▶ [Material for the task]

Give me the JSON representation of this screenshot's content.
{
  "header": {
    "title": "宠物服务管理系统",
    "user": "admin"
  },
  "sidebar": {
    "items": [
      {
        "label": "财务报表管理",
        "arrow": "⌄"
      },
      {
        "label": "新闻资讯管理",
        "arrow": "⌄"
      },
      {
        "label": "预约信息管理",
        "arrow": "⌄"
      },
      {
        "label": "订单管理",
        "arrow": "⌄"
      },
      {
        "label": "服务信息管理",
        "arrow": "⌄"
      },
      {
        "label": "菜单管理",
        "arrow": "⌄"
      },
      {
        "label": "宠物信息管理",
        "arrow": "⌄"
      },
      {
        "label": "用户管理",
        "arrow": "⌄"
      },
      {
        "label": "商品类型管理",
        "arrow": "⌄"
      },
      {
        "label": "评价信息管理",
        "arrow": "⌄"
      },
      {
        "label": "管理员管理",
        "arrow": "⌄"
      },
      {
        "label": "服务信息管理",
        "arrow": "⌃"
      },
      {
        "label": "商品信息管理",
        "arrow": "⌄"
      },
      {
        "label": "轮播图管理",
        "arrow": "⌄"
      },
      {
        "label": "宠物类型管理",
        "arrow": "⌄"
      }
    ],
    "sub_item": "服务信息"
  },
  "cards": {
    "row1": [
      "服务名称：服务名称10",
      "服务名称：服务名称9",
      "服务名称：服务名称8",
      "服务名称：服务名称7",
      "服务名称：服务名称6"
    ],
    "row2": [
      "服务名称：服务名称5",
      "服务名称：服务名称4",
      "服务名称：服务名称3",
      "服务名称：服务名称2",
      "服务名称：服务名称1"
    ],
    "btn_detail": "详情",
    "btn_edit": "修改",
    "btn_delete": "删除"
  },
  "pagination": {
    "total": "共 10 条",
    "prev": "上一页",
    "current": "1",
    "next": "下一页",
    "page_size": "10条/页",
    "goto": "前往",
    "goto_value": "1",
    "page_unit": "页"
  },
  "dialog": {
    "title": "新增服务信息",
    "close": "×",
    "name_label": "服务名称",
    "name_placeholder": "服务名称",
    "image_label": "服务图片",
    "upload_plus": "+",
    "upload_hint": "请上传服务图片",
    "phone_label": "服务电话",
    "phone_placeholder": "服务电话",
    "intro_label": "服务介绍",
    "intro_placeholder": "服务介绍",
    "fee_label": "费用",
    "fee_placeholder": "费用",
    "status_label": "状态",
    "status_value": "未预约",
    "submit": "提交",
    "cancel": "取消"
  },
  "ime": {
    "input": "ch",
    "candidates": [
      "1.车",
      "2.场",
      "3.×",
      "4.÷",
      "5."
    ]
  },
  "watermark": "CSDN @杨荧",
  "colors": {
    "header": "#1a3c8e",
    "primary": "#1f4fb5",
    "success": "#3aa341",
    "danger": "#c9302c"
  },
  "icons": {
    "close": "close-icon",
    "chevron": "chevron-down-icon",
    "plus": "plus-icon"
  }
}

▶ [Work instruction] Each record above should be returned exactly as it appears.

▶ [Reply to the exercise]
Give me the JSON representation of this screenshot's content.
{
  "header": {
    "title": "宠物服务管理系统",
    "user": "admin"
  },
  "sidebar": {
    "items": [
      {
        "label": "财务报表管理",
        "arrow": "⌄"
      },
      {
        "label": "新闻资讯管理",
        "arrow": "⌄"
      },
      {
        "label": "预约信息管理",
        "arrow": "⌄"
      },
      {
        "label": "订单管理",
        "arrow": "⌄"
      },
      {
        "label": "服务信息管理",
        "arrow": "⌄"
      },
      {
        "label": "菜单管理",
        "arrow": "⌄"
      },
      {
        "label": "宠物信息管理",
        "arrow": "⌄"
      },
      {
        "label": "用户管理",
        "arrow": "⌄"
      },
      {
        "label": "商品类型管理",
        "arrow": "⌄"
      },
      {
        "label": "评价信息管理",
        "arrow": "⌄"
      },
      {
        "label": "管理员管理",
        "arrow": "⌄"
      },
      {
        "label": "服务信息管理",
        "arrow": "⌃"
      },
      {
        "label": "商品信息管理",
        "arrow": "⌄"
      },
      {
        "label": "轮播图管理",
        "arrow": "⌄"
      },
      {
        "label": "宠物类型管理",
        "arrow": "⌄"
      }
    ],
    "sub_item": "服务信息"
  },
  "cards": {
    "row1": [
      "服务名称：服务名称10",
      "服务名称：服务名称9",
      "服务名称：服务名称8",
      "服务名称：服务名称7",
      "服务名称：服务名称6"
    ],
    "row2": [
      "服务名称：服务名称5",
      "服务名称：服务名称4",
      "服务名称：服务名称3",
      "服务名称：服务名称2",
      "服务名称：服务名称1"
    ],
    "btn_detail": "详情",
    "btn_edit": "修改",
    "btn_delete": "删除"
  },
  "pagination": {
    "total": "共 10 条",
    "prev": "上一页",
    "current": "1",
    "next": "下一页",
    "page_size": "10条/页",
    "goto": "前往",
    "goto_value": "1",
    "page_unit": "页"
  },
  "dialog": {
    "title": "新增服务信息",
    "close": "×",
    "name_label": "服务名称",
    "name_placeholder": "服务名称",
    "image_label": "服务图片",
    "upload_plus": "+",
    "upload_hint": "请上传服务图片",
    "phone_label": "服务电话",
    "phone_placeholder": "服务电话",
    "intro_label": "服务介绍",
    "intro_placeholder": "服务介绍",
    "fee_label": "费用",
    "fee_placeholder": "费用",
    "status_label": "状态",
    "status_value": "未预约",
    "submit": "提交",
    "cancel": "取消"
  },
  "ime": {
    "input": "ch",
    "candidates": [
      "1.车",
      "2.场",
      "3.×",
      "4.÷",
      "5."
    ]
  },
  "watermark": "CSDN @杨荧",
  "colors": {
    "header": "#1a3c8e",
    "primary": "#1f4fb5",
    "success": "#3aa341",
    "danger": "#c9302c"
  },
  "icons": {
    "close": "close-icon",
    "chevron": "chevron-down-icon",
    "plus": "plus-icon"
  }
}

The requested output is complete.